TASK STATEMENT: In your copy, each line below is repeated exactly and no image appears.

RECORD EXCERPTS:
============
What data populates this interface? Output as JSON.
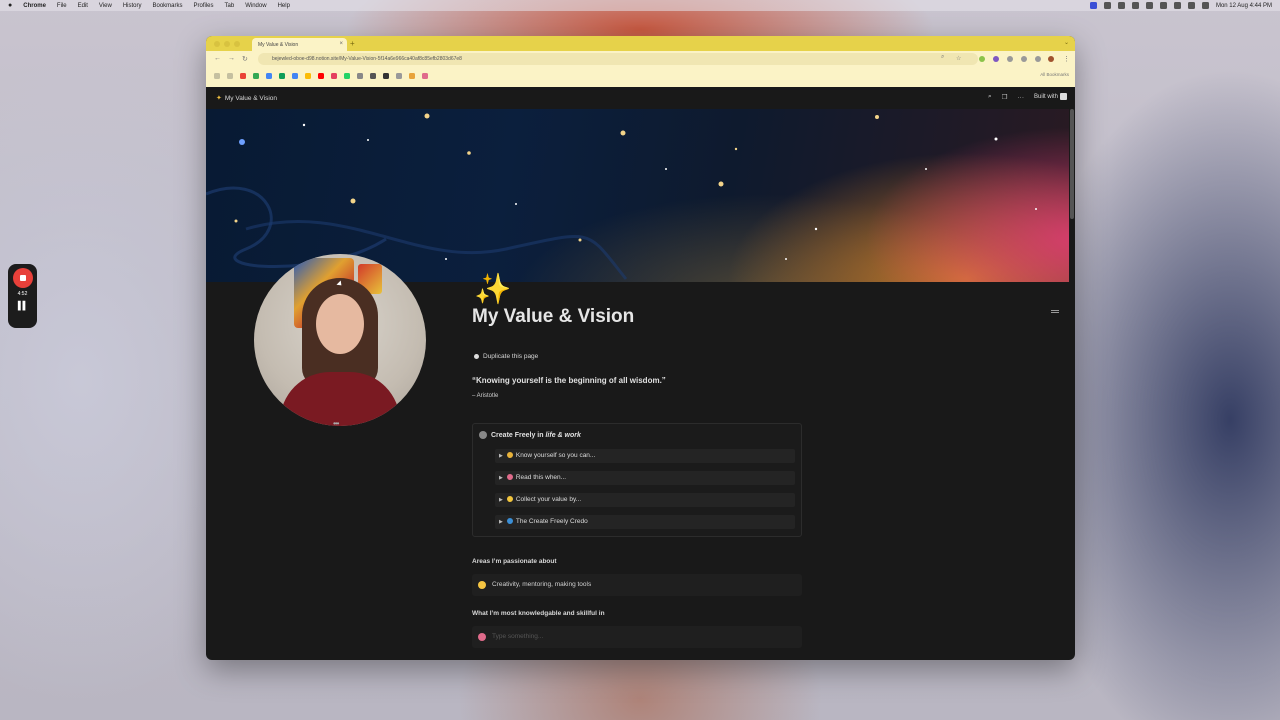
{
  "os_menubar": {
    "app": "Chrome",
    "items": [
      "File",
      "Edit",
      "View",
      "History",
      "Bookmarks",
      "Profiles",
      "Tab",
      "Window",
      "Help"
    ],
    "clock": "Mon 12 Aug 4:44 PM"
  },
  "recorder": {
    "time": "4:52"
  },
  "browser": {
    "tab_title": "My Value & Vision",
    "url": "bejewled-oboe-d98.notion.site/My-Value-Vision-5f14a6e966ca40af8c85efb2803d67e8",
    "all_bookmarks": "All Bookmarks"
  },
  "notion": {
    "top_title": "My Value & Vision",
    "built_with": "Built with",
    "page_title": "My Value & Vision",
    "duplicate_label": "Duplicate this page",
    "quote": "“Knowing yourself is the beginning of all wisdom.”",
    "quote_author": "– Aristotle",
    "callout": {
      "title_prefix": "Create Freely in ",
      "title_italic": "life & work",
      "toggles": [
        {
          "label": "Know yourself so you can...",
          "emoji_color": "#e8b23a"
        },
        {
          "label": "Read this when...",
          "emoji_color": "#e06b8b"
        },
        {
          "label": "Collect your value by...",
          "emoji_color": "#f2c53d"
        },
        {
          "label": "The Create Freely Credo",
          "emoji_color": "#3b8fd6"
        }
      ]
    },
    "sections": [
      {
        "label": "Areas I’m passionate about",
        "answer": "Creativity, mentoring, making tools",
        "icon_color": "#f5c542",
        "placeholder": false
      },
      {
        "label": "What I’m most knowledgable and skillful in",
        "answer": "Type something...",
        "icon_color": "#e06b8b",
        "placeholder": true
      }
    ]
  }
}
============
ANSWER TO THE EXERCISE:
What data populates this interface? Output as JSON.
{
  "os_menubar": {
    "app": "Chrome",
    "items": [
      "File",
      "Edit",
      "View",
      "History",
      "Bookmarks",
      "Profiles",
      "Tab",
      "Window",
      "Help"
    ],
    "clock": "Mon 12 Aug 4:44 PM"
  },
  "recorder": {
    "time": "4:52"
  },
  "browser": {
    "tab_title": "My Value & Vision",
    "url": "bejewled-oboe-d98.notion.site/My-Value-Vision-5f14a6e966ca40af8c85efb2803d67e8",
    "all_bookmarks": "All Bookmarks"
  },
  "notion": {
    "top_title": "My Value & Vision",
    "built_with": "Built with",
    "page_title": "My Value & Vision",
    "duplicate_label": "Duplicate this page",
    "quote": "“Knowing yourself is the beginning of all wisdom.”",
    "quote_author": "– Aristotle",
    "callout": {
      "title_prefix": "Create Freely in ",
      "title_italic": "life & work",
      "toggles": [
        {
          "label": "Know yourself so you can...",
          "emoji_color": "#e8b23a"
        },
        {
          "label": "Read this when...",
          "emoji_color": "#e06b8b"
        },
        {
          "label": "Collect your value by...",
          "emoji_color": "#f2c53d"
        },
        {
          "label": "The Create Freely Credo",
          "emoji_color": "#3b8fd6"
        }
      ]
    },
    "sections": [
      {
        "label": "Areas I’m passionate about",
        "answer": "Creativity, mentoring, making tools",
        "icon_color": "#f5c542",
        "placeholder": false
      },
      {
        "label": "What I’m most knowledgable and skillful in",
        "answer": "Type something...",
        "icon_color": "#e06b8b",
        "placeholder": true
      }
    ]
  }
}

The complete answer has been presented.